• _Your assignment_
Return each line of the records below in which the string "handle" turns up.
───── Source data ─────
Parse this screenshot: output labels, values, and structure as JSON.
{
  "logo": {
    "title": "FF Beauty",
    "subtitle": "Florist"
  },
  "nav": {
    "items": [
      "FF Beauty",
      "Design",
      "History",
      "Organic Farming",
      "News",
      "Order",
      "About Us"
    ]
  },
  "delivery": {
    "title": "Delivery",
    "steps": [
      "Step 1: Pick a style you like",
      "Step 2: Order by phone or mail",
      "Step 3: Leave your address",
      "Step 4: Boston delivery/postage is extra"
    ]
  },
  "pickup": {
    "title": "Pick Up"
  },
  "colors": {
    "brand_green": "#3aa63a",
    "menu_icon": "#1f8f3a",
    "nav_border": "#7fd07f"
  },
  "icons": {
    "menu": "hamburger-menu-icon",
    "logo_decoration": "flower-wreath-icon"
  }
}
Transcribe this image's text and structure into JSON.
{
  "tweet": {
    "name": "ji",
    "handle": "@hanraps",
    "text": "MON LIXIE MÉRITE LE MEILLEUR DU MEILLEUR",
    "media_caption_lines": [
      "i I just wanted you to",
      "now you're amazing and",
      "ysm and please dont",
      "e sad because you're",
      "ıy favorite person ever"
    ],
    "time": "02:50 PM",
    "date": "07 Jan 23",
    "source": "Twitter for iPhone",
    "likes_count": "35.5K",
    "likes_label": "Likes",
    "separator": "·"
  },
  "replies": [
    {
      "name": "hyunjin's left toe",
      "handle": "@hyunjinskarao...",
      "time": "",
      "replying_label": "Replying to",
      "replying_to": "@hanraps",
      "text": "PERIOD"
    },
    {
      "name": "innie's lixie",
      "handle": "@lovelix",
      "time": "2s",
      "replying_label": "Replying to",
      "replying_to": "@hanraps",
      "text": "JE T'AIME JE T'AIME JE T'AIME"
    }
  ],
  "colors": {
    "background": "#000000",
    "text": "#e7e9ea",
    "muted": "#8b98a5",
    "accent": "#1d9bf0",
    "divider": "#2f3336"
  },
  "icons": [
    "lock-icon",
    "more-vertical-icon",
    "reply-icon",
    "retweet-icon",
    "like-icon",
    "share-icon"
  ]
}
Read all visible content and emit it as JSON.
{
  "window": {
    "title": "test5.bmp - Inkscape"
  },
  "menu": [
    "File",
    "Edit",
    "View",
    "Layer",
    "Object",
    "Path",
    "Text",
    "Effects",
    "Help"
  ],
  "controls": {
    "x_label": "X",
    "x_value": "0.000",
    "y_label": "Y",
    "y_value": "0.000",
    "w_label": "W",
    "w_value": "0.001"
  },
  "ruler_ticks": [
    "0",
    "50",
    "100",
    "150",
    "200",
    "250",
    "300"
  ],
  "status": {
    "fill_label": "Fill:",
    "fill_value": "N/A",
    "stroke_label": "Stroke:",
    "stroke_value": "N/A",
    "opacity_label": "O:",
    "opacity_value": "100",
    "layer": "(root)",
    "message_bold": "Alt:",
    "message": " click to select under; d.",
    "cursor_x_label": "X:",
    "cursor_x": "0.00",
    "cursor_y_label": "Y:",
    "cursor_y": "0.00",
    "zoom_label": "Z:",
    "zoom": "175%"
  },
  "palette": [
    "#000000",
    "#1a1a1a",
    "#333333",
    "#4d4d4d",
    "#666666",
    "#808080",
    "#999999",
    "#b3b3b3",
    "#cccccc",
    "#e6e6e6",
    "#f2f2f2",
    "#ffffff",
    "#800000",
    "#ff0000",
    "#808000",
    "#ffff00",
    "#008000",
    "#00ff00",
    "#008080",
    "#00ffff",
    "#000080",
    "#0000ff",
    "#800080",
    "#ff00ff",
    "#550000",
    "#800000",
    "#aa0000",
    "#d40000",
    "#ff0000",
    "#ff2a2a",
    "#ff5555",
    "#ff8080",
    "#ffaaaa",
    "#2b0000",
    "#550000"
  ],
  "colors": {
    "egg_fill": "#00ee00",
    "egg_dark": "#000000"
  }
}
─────
• _Answer_
    "handle": "@hanraps",
      "handle": "@hyunjinskarao...",
      "handle": "@lovelix",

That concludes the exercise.